## Data section
----
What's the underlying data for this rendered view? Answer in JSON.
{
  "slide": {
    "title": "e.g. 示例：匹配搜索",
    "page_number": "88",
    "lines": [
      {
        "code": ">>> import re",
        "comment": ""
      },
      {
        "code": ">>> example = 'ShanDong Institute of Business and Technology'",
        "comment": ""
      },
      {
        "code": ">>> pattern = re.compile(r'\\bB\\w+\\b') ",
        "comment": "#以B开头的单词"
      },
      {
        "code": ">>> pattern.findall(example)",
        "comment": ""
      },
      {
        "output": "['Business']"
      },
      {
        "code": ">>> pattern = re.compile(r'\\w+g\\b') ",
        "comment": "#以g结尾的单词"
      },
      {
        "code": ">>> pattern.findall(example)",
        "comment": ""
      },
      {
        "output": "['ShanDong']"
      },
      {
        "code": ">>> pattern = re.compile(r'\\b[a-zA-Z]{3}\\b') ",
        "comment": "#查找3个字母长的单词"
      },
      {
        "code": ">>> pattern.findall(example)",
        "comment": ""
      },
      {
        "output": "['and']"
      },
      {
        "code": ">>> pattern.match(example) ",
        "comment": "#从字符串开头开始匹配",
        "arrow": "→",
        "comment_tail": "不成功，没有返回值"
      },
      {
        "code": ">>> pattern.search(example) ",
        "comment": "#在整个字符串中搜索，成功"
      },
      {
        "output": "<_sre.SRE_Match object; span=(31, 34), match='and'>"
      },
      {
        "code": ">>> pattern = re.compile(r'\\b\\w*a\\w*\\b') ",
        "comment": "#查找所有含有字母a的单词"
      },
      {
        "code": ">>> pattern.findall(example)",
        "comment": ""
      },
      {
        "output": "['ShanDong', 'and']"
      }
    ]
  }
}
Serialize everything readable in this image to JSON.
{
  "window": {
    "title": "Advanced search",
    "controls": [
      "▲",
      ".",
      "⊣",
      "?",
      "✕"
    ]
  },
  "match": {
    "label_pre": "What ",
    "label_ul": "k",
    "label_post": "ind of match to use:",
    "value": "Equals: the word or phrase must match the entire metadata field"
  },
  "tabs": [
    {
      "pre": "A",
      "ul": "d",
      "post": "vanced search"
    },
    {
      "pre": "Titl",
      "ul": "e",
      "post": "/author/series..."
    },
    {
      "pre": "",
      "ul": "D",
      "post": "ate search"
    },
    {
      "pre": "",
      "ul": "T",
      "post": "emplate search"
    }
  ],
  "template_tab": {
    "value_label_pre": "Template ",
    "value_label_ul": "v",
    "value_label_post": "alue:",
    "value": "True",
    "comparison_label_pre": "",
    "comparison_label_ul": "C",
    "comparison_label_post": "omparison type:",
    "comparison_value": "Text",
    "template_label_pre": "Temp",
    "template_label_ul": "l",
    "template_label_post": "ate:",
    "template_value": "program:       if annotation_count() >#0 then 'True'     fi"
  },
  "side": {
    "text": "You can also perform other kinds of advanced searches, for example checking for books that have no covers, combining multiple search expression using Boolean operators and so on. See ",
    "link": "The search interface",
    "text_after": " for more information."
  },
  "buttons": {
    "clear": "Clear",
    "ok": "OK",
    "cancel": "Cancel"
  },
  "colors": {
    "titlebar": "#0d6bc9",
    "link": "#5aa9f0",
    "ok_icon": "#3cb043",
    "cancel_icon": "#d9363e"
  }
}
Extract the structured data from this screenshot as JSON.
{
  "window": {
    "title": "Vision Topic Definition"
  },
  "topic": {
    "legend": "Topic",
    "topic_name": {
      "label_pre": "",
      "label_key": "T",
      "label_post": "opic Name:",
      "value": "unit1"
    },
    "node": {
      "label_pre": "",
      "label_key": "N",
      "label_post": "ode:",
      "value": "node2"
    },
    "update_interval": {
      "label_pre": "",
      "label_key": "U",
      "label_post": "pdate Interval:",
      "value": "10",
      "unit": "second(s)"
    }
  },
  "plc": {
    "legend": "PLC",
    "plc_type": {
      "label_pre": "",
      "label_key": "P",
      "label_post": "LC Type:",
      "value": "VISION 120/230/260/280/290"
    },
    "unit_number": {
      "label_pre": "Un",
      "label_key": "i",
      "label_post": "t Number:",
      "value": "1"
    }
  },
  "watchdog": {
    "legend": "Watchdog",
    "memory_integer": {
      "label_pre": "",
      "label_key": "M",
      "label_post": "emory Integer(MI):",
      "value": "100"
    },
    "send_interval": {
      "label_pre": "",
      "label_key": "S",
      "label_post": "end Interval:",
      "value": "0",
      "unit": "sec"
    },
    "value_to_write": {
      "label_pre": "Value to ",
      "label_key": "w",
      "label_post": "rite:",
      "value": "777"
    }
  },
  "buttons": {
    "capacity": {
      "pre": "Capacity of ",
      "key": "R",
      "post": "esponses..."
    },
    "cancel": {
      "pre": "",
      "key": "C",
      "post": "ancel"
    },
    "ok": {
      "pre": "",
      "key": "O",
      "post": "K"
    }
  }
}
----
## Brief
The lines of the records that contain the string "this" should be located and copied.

## Output
What's the underlying data for this rendered view? Answer in JSON.
Serialize everything readable in this image to JSON.
Extract the structured data from this screenshot as JSON.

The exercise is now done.